Vocational and university education in Australia and Nordic countries - Report for roundtable discussion at the Embassy of Finland Canberra
The final stage of the Morrison Government’s unlegislated income tax plan, stage 3(a) will, over the five years after it is introduced in 2024-25, deliver a $33 billion benefit to those earning more than $180,000, according to a new distributional analysis from The Australia Institute’s senior economist Matt Grudnoff.
The Morrison Government is yet to legislate the additional tax cuts announced in the 2019-20 Federal Budget, which builds on the tax package announced in the previous 2018-19 Budget.
The projected rise in extremely hot days as a result of global warming presents a serious risk to the health and wellbeing of the Queensland community.
There has already been a clear increase in numbers of these extreme heat days over recent decades, as demonstrated in our profiles on:
- The Gold Coast;
- The Sunshine Coast;
- The Whitsundays; and
New income distributional analysis from The Australia Institute senior economist Matt Grudnoff shows the Morrison Government’s proposed Stage 3(a) income tax cuts announced in the 2019-20 Federal Budget, to come into effect 2024-25, will overwhelmingly benefit high-income earners with over 50% of the benefit going to the top 20% of taxpayers, while the bottom half only get 12% of the benefit, and the bottom 20% receive a mere 0.2%.
The Australia Institute released new research showing Adani is not “ready to go” with its Carmichael coal mine and there are a number of significant reasons why Adani is not ready to proceed with its mine.
“One thing that can be said with certainty about the Adani coal mine is that whether it goes ahead or not will make almost no difference to the high levels of unemployment in Queensland," said Richard Denniss, Chief Economist at the Australia Institute.
$18 billion dollar gamble on climate action loophole
The Government’s reliance on dated carbon credits to extinguish over half of its Paris Agreement target might not be authorised, forcing it to purchase last-minute international permits or drastically reduce emissions to cover huge gap.
New analysis by the Australia Institute identified numerous legal, diplomatic and ethical barriers to using Kyoto Protocol carry-over credits, which undermine the government’s heavy reliance the credits.
Documents obtained by the Australia Institute shows that mining is experiencing a crisis in public trust among Queenslanders, with coal mining particularly unfavourable.
The Queensland Resources Council (QRC) commissioned polling company Ipsos to conduct this research on the industry's reputation because it has observed a “decline in positive (public) sentiment” about the QLD resource sector, and can see that “extending to governments with political support” and are “worried about reputation of QLD resources sector” overall.
The Liberal Party is losing grip on their ‘better economic manager’ brand recognition with young voters (18-34 year olds) overwhelmingly rating the Labor Party as the better economic manager in Government.
o Young people rated the Labor Party better economic managers in government than the Coalition.
- 44% aged 18-24 rated the Labor Party better economic managers compared to 28% rating Coalition better.
45% aged 25-35 rated the Labor Party as better, compared to 29% who rated Coalition better.
Debate about the cost of climate action is a recurring feature of Australian politics and has been central to the political turmoil of the last decade.

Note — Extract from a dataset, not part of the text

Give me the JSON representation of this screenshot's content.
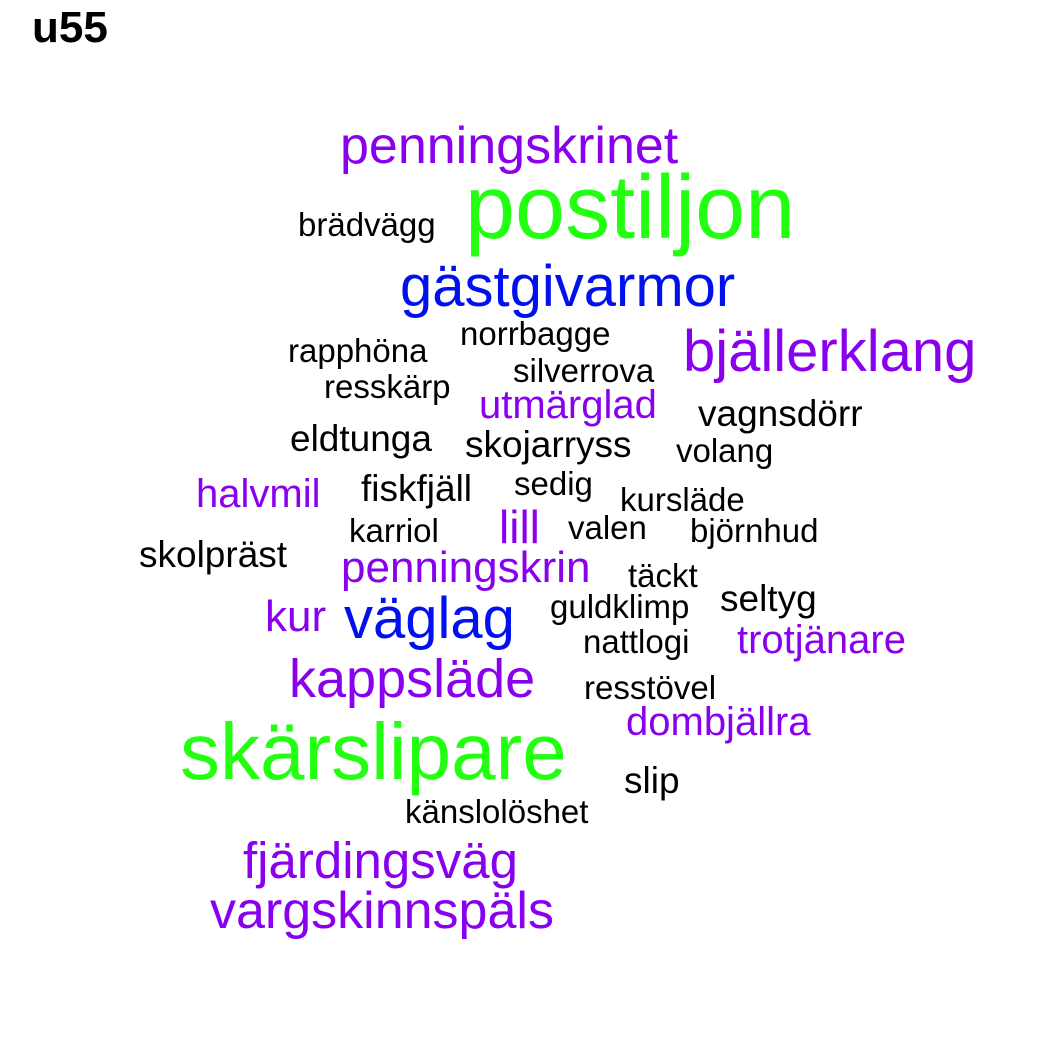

Advocates for delaying or limiting climate action often point to modelling that claims to show the costs of action are very high.

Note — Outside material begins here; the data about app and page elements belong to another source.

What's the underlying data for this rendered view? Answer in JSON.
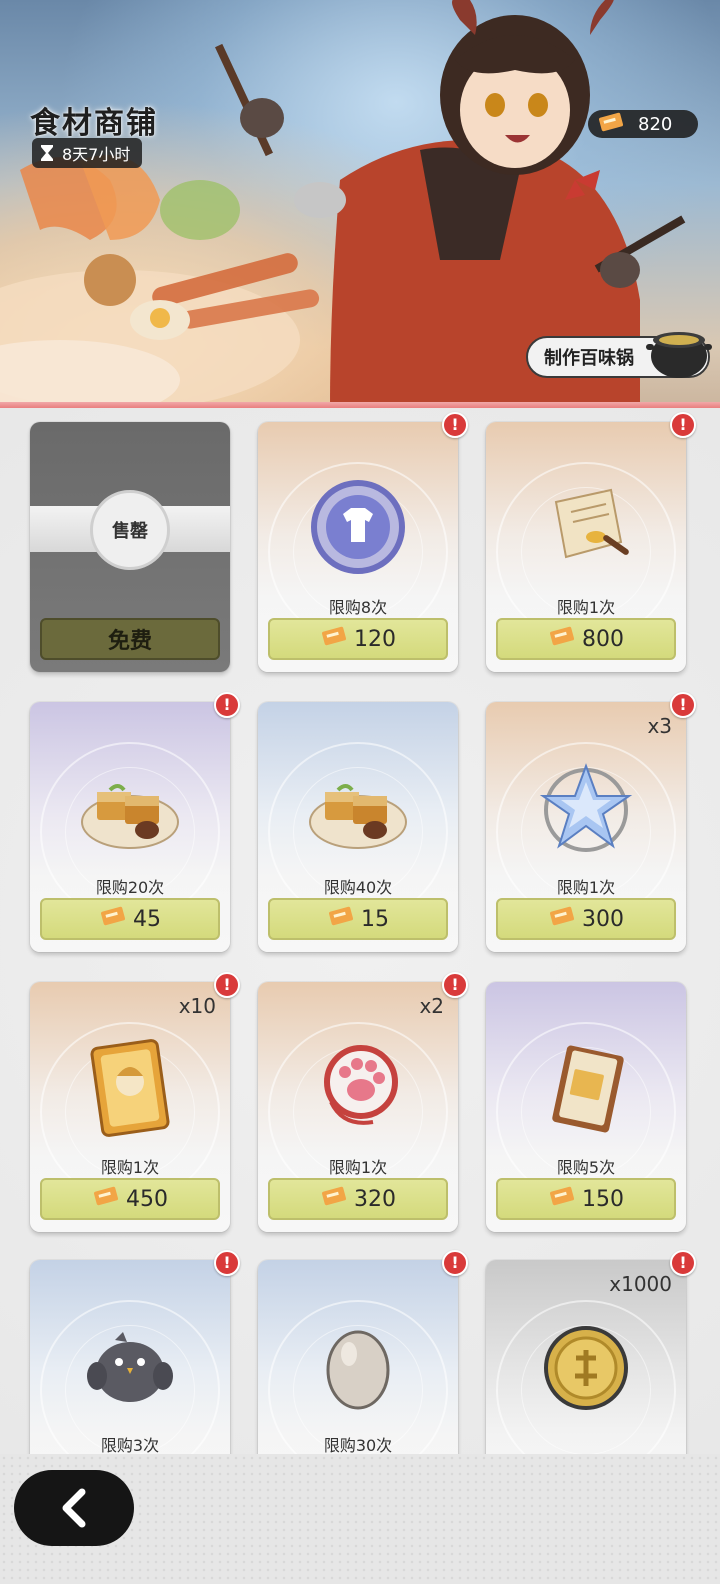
{
  "shop": {
    "title": "食材商铺",
    "timer": "8天7小时",
    "currency_amount": "820",
    "make_button": "制作百味锅"
  },
  "colors": {
    "accent_red_line": "#e97f7f",
    "price_button": "#d4da7c",
    "free_button": "#6b6a3c",
    "alert_badge": "#d93a3a"
  },
  "items": [
    {
      "name": "sold-out",
      "sold_label": "售罄",
      "free_label": "免费",
      "alert": false
    },
    {
      "name": "outfit-coin",
      "icon": "shirt-coin-icon",
      "limit": "限购8次",
      "price": "120",
      "alert": true
    },
    {
      "name": "recipe-scroll",
      "icon": "recipe-scroll-icon",
      "limit": "限购1次",
      "price": "800",
      "alert": true
    },
    {
      "name": "tofu-dish-a",
      "icon": "tofu-dish-icon",
      "limit": "限购20次",
      "price": "45",
      "alert": true
    },
    {
      "name": "tofu-dish-b",
      "icon": "tofu-dish-icon",
      "limit": "限购40次",
      "price": "15",
      "alert": false
    },
    {
      "name": "crystal-star",
      "icon": "crystal-star-icon",
      "qty": "x3",
      "limit": "限购1次",
      "price": "300",
      "alert": true
    },
    {
      "name": "character-card",
      "icon": "character-card-icon",
      "qty": "x10",
      "limit": "限购1次",
      "price": "450",
      "alert": true
    },
    {
      "name": "paw-charm",
      "icon": "paw-charm-icon",
      "qty": "x2",
      "limit": "限购1次",
      "price": "320",
      "alert": true
    },
    {
      "name": "book",
      "icon": "book-icon",
      "limit": "限购5次",
      "price": "150",
      "alert": false
    },
    {
      "name": "bird-plush",
      "icon": "bird-plush-icon",
      "limit": "限购3次",
      "alert": true
    },
    {
      "name": "egg",
      "icon": "egg-icon",
      "limit": "限购30次",
      "alert": true
    },
    {
      "name": "gold-coin",
      "icon": "gold-coin-icon",
      "qty": "x1000",
      "alert": true
    }
  ]
}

Australia’s current climate targets, of 26% below 2005 levels by 2030, are inadequate and leave Australians exposed to large costs from increasing climate change. In the Paris Agreement, Australia agreed current targets were too low and must be increased. According to the Climate Change Authority, Australia’s targets should be at least 45% by 2030 to be in line with the Paris Agreement.
Almost four in ten voters think that a re-elected Coalition Government would try to cut company tax for big business, even after being explicitly told the Coalition Government had announced they would no longer pursue big business company tax cuts.
Respondents were told that last year then-Prime Minister Malcolm Turnbull announced that the Coalition Government would no longer pursue the big business company tax cuts. They were then asked which approach to company tax the Coalition Government was most likely to try if it wins the next election.